Rafael Nadal — the greatest grand slam champion in history — plays it. So does Novak Djokovic. And two-time Wimbledon champion Sir Andy Murray is so won over he’s invested in a company building the courts.
It’s tennis… but not as we know it. Developed in Mexico in 1969, padel tennis is played on mostly blue-coloured courts about a third of the size of a tennis court, with fortified plastic walls and a low net — and it’s the world’s fastest-growing sport.
The joy is its accessibility to all ages — you don’t have to race about too much — as well as its sociability. Now hotels and resorts around the globe, from the Indian Ocean to the Mediterranean and the U.S., are cottoning on, providing rackets and balls for anyone who fancies giving it a try.
Ace: Tom Chesshyre gave padel tennis a try in the Maldives, where the sport has become a big hit. Above is the private resort island of Kudadoo, which opened its padel court in 2020
Padel is eminently easy to pick up, wherever you give it a try, as we found on a trip to the Maldives, staying at Hurawalhi Island Resort in Lhaviyani Atoll — a place where rain does not very often stop play, whether on court or snorkelling to spot manta rays and the colourful kaleidoscope of fish on the island’s reef.
Amid swaying palms and the sound of waves breaking on the shore, we took to the court. Our opponents? A Greek shipbuilding tycoon and his wife.
You usually play in doubles, meaning you share the job of running after balls, and the rules are similar to those of tennis — except, importantly, you may hit shots off the walls.
The rackets are smaller than tennis rackets and usually made of rubber and foam studded with holes — and no strings. Balls are almost identical to the originals, just at a lower pressure.
‘Amid swaying palms and the sound of waves breaking on the shore, we took to the court,’ Tom says of his game at Hurawalhi Island Resort in Lhaviyani Atoll. Pictured on the right are the resort’s blue padel courts
Tom (left) and Spanish padel coach Marcos Fernandez Bevan (right) on the court. ‘It can be played at all levels,’ Marcos says of padel
In full swing: Rafael Nadal, tennis champion and padel fan
Rallies are easy. I find that the secret is to stick to your spot and let the ball come to you, though admittedly you get less exercise this way.
We were soon getting into the swing of it and having a good tussle with the Greeks. Each with a set to our name, we toasted the game afterwards with cocktails at the slick, over-water bar, naturally.
In the Maldives, where space on the tiny islands is at a premium, padel has become a big hit.
The country’s first court was built on the island of Kuredu in 2018, swiftly followed by courts on nearby Hurawalhi and Kudadoo in 2020, with others planned soon across the 1,192-island archipelago.
Guests staying on the private island of Kudadoo can enjoy a coaching session with padel pro Marcos. Above is a terrace of one of the island’s ‘residences’

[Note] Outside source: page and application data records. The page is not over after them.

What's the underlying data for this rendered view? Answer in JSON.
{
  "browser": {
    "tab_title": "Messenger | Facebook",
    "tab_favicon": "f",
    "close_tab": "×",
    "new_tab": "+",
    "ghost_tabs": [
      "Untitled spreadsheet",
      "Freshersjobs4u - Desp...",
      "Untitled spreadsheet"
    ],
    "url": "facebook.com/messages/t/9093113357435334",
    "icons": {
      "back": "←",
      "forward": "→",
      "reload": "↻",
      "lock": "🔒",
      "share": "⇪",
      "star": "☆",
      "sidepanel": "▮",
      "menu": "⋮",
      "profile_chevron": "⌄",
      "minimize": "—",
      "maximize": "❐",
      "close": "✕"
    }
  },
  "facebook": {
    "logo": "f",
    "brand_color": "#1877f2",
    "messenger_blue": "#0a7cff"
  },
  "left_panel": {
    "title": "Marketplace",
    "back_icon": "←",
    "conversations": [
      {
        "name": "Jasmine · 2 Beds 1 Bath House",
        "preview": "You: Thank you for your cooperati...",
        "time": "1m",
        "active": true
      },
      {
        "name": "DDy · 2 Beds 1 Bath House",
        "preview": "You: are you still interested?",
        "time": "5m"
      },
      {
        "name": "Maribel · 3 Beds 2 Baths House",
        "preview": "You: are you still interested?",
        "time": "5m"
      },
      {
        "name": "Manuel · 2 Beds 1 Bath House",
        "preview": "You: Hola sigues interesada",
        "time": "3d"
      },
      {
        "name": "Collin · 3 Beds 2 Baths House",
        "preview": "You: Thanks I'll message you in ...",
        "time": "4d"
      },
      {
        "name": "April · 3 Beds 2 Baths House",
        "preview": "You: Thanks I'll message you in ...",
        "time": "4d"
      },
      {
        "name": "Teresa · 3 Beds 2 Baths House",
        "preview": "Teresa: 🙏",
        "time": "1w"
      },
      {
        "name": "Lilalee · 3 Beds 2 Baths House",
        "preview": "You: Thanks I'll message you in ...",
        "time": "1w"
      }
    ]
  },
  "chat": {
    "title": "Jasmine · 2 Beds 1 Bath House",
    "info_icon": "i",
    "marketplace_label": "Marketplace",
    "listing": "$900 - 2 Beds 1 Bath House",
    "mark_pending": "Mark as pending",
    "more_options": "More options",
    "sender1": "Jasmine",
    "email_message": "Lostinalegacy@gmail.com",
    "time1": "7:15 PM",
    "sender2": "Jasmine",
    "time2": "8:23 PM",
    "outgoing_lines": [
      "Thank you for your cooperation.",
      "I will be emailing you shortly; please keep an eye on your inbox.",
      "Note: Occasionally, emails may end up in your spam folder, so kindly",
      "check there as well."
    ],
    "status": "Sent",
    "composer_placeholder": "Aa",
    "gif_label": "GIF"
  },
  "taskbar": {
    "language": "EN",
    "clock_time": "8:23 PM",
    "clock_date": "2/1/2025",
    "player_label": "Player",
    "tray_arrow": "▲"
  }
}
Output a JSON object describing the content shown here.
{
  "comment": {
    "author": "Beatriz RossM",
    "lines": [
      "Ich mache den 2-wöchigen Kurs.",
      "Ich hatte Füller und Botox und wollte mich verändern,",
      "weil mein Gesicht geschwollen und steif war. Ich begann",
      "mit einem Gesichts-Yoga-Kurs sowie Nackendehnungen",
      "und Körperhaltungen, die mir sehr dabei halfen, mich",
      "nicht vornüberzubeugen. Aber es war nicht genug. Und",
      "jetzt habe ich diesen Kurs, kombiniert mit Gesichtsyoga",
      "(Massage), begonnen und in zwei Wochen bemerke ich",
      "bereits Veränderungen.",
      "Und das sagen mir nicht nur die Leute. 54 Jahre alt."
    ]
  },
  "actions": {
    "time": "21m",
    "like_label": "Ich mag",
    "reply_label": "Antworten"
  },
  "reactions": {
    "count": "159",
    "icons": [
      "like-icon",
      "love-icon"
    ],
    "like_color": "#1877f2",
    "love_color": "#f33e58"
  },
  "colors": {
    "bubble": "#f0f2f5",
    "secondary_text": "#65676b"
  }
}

‘It can be played at all levels — so it’s open to everyone,’ says Marcos Fernandez Bevan, the Spanish padel coach on both Hurawalhi and Kudadoo. ‘It’s more continuous than tennis. You get longer points as you don’t have to run much.’
On Kudadoo, Marcos offers tips on effective smashes as well as lobs, which are ‘the most important shot as it allows you to get to the net’.
Before becoming a padel pro, Marcos, it turns out, played for Real Madrid football club’s third squad until a knee injury ended his promising career in 2010, aged 19.
‘Cristiano Ronaldo played on the training pitch next to me,’ he says. ‘The best player in history, in my opinion.’
These islands have further football ties.
After the last football World Cup, many international players descended on Hurawalhi with their families, including Liverpool striker Mo Salah, attracted by its excellent watersports, sunset yoga classes, personal trainers, top-class gym, smart villas with private pools and lovely beaches.
But back to padel. It is estimated eight million people now play the game globally, with at least 6,000 regular players in the UK on its 150-plus courts (a number that’s growing rapidly).
Playing it in the Maldives is not essential — but it is highly recommended.